DATASET CONTENT:
# # # # # # #

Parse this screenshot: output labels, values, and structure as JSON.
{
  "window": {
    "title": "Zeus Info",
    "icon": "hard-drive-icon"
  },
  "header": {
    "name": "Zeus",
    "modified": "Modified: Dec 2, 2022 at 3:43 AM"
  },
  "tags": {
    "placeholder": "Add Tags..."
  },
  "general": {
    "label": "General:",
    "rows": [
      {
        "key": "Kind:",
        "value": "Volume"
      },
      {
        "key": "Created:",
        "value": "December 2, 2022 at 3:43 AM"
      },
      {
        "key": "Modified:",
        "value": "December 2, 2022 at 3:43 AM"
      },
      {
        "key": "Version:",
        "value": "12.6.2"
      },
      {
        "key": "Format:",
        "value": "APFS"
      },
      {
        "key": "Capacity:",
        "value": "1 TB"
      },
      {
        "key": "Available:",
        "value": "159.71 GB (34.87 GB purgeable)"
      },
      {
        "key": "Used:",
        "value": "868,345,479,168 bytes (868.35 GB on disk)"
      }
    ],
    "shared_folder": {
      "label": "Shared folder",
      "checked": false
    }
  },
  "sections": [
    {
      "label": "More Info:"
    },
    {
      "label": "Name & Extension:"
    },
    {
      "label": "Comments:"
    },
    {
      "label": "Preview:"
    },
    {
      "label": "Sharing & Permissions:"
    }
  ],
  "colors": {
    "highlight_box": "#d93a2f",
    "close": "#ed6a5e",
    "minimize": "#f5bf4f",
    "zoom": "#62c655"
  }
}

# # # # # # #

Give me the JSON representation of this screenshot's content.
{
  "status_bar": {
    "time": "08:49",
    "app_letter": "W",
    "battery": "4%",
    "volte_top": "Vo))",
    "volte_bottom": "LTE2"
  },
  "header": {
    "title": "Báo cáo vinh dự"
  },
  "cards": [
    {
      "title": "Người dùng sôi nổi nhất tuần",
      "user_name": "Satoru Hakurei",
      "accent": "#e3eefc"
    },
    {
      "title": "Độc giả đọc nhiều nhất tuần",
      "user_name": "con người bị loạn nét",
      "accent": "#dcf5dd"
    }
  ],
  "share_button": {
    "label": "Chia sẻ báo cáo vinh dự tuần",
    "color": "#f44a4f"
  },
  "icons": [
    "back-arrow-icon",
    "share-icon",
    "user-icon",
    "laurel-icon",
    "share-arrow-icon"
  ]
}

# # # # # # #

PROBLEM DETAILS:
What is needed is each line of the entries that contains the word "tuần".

YOUR RESPONSE:
      "title": "Người dùng sôi nổi nhất tuần",
      "title": "Độc giả đọc nhiều nhất tuần",
    "label": "Chia sẻ báo cáo vinh dự tuần",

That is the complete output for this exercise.